Much of America breathed a sigh of relief when the jury delivered guilty verdicts in the Derek Chauvin trial. As I wrote yesterday, the opposite verdict would have further eroded Americans’ confidence in their own institutions. But there’s a special meaning in it for Madison.
Interviewed on this morning’s Today Show, George Floyd’s brother, Philonise, was asked about how Floyd’s murder had impacted policing even before these convictions. He talked about bans on choke holds, the curtailing of qualified immunity and requiring that police officers have their body cameras on at all times. Now convicted murderer Derek Chauvin did not have his camera on. And, frankly, had it not been for a bystander’s phone video, it’s extremely unlikely that Chauvin would have been convicted.
Yet Madison can’t bring itself to take this simple step. City government has itself tied up in knots with committees studying the issue to death while the mayor is providing no leadership at all. Meanwhile, two-thirds of police departments our size now employ the cameras and there are more all the time. The Madison Police Department and former Council President Sheri Carter, who is Black, support them.
Cameras are only part of the solution. They should be thought of in the context of other reforms, not an excuse for not doing other things. But they provide more information. And more information is always better than less.
In the Chauvin trial our system worked. Justice was done. But it only happened because a camera was present to capture Chauvin’s brutality.
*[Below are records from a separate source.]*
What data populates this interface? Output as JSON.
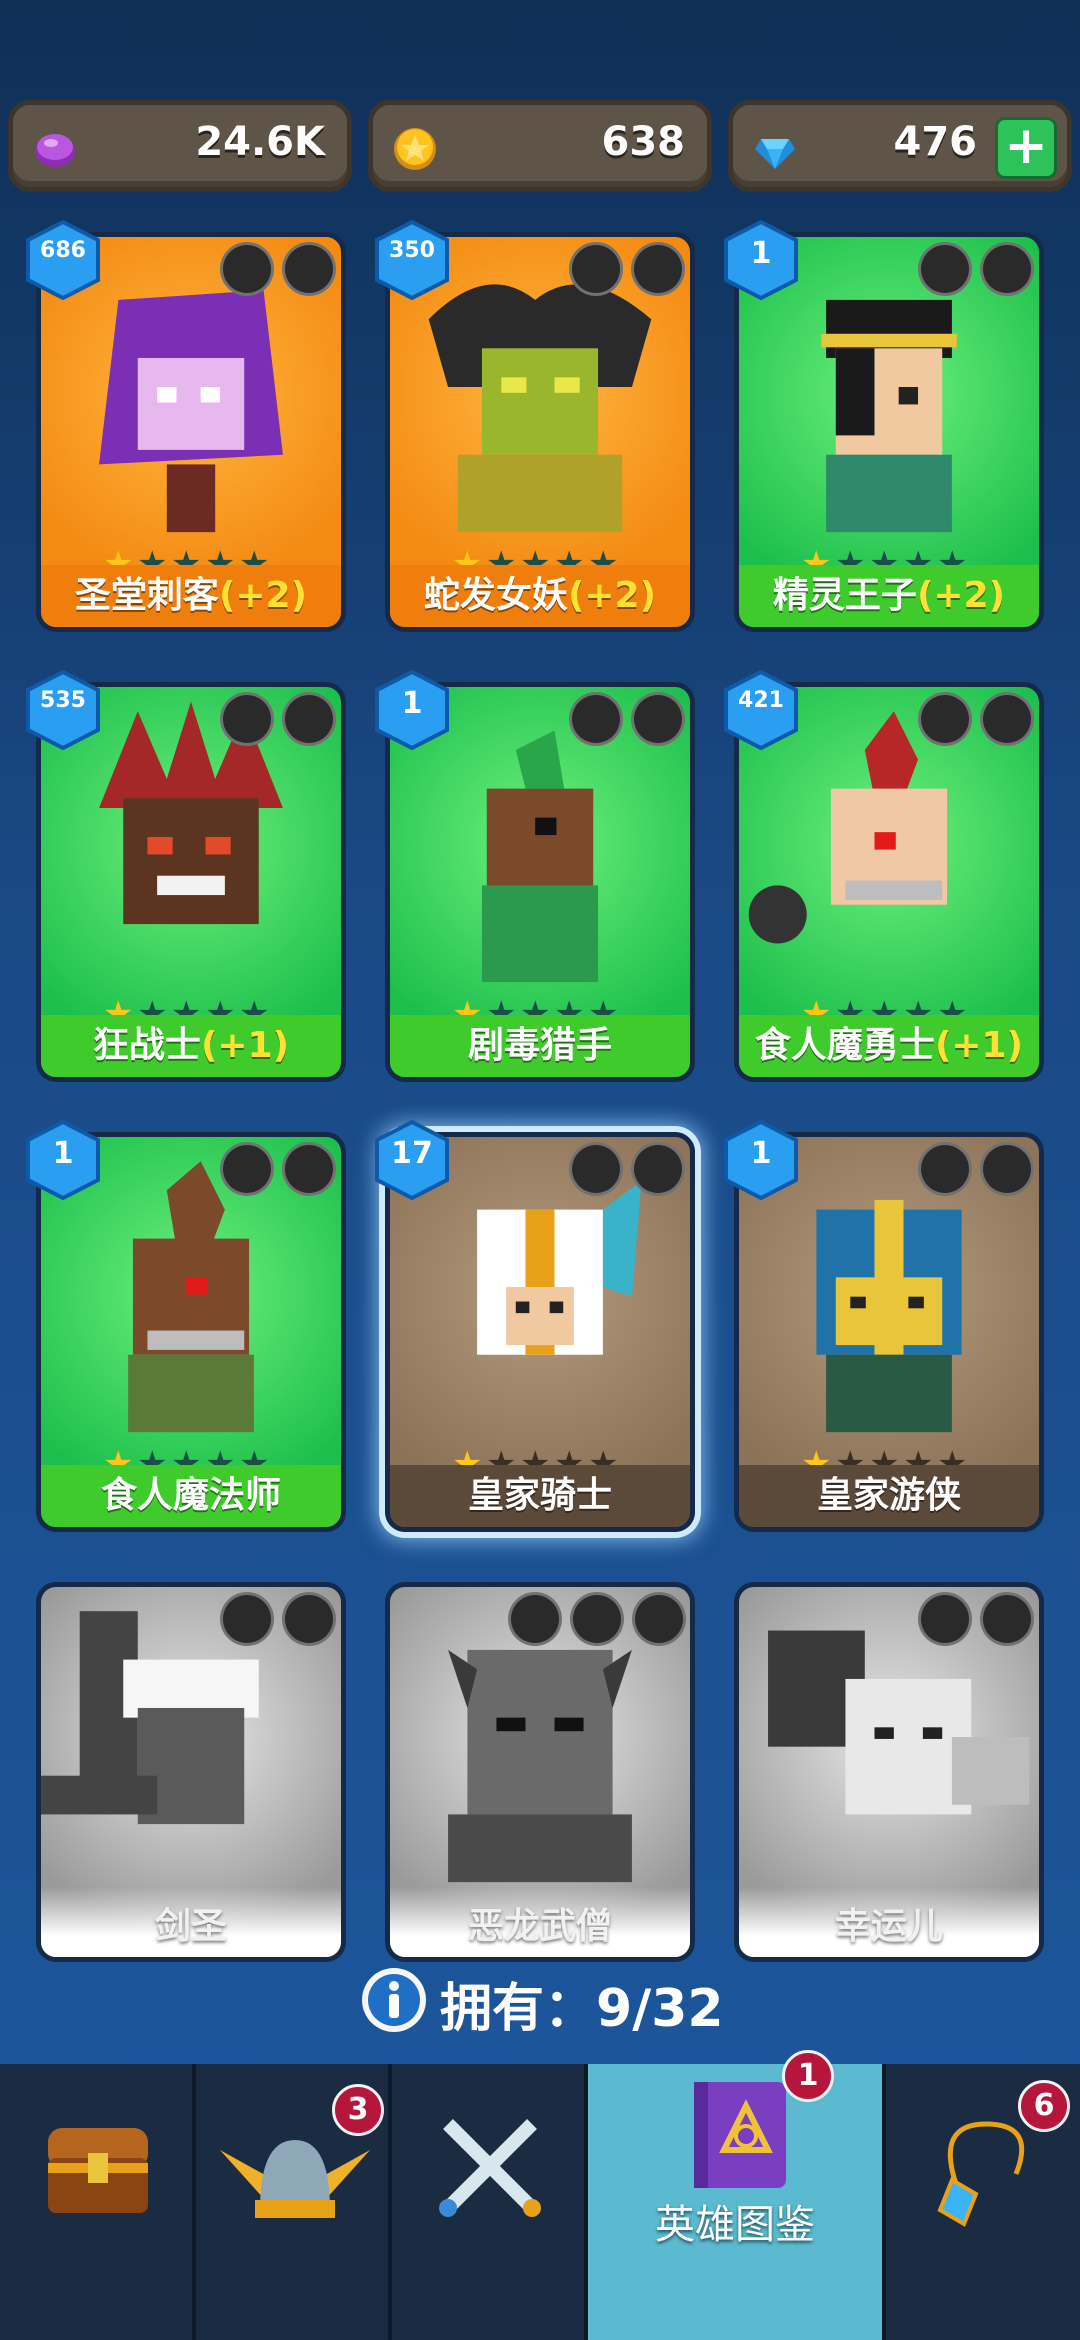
{
  "resources": {
    "gems_purple": "24.6K",
    "coins": "638",
    "diamonds": "476"
  },
  "cards": [
    {
      "name": "圣堂刺客",
      "bonus": "(+2)",
      "level": "686",
      "stars": 1,
      "color": "orange",
      "traits": [
        "wings-icon",
        "dagger-icon"
      ]
    },
    {
      "name": "蛇发女妖",
      "bonus": "(+2)",
      "level": "350",
      "stars": 1,
      "color": "orange",
      "traits": [
        "bow-icon",
        "skull-icon"
      ]
    },
    {
      "name": "精灵王子",
      "bonus": "(+2)",
      "level": "1",
      "stars": 1,
      "color": "green",
      "traits": [
        "elf-icon",
        "dagger-icon"
      ]
    },
    {
      "name": "狂战士",
      "bonus": "(+1)",
      "level": "535",
      "stars": 1,
      "color": "green",
      "traits": [
        "orc-icon",
        "sword-icon"
      ]
    },
    {
      "name": "剧毒猎手",
      "bonus": "",
      "level": "1",
      "stars": 1,
      "color": "green",
      "traits": [
        "orc-icon",
        "bow-icon"
      ]
    },
    {
      "name": "食人魔勇士",
      "bonus": "(+1)",
      "level": "421",
      "stars": 1,
      "color": "green",
      "traits": [
        "orc-icon",
        "sword-icon"
      ]
    },
    {
      "name": "食人魔法师",
      "bonus": "",
      "level": "1",
      "stars": 1,
      "color": "green",
      "traits": [
        "orc-icon",
        "staff-icon"
      ]
    },
    {
      "name": "皇家骑士",
      "bonus": "",
      "level": "17",
      "stars": 1,
      "color": "brown",
      "traits": [
        "helmet-icon",
        "sword-icon"
      ]
    },
    {
      "name": "皇家游侠",
      "bonus": "",
      "level": "1",
      "stars": 1,
      "color": "brown",
      "traits": [
        "helmet-icon",
        "bow-icon"
      ]
    },
    {
      "name": "剑圣",
      "bonus": "",
      "level": "",
      "stars": 0,
      "color": "gray",
      "traits": [
        "orc-icon",
        "sword-icon"
      ]
    },
    {
      "name": "恶龙武僧",
      "bonus": "",
      "level": "",
      "stars": 0,
      "color": "gray",
      "traits": [
        "skull-icon",
        "fist-icon",
        "dragon-icon"
      ]
    },
    {
      "name": "幸运儿",
      "bonus": "",
      "level": "",
      "stars": 0,
      "color": "gray",
      "traits": [
        "elf-icon",
        "fist-icon"
      ]
    }
  ],
  "owned": {
    "label": "拥有：",
    "count": "9/32"
  },
  "nav": {
    "items": [
      {
        "name": "chest",
        "badge": ""
      },
      {
        "name": "heroes",
        "badge": "3"
      },
      {
        "name": "battle",
        "badge": ""
      },
      {
        "name": "codex",
        "badge": "1",
        "label": "英雄图鉴"
      },
      {
        "name": "items",
        "badge": "6"
      }
    ]
  },
  "colors": {
    "orange": "#f38a12",
    "green": "#1dbf4c",
    "brown": "#8c7358",
    "bonus": "#ffe034",
    "badge": "#b6153c"
  }
}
Do you need further evidence for the value of police body cams? Ask George Floyd’s brother.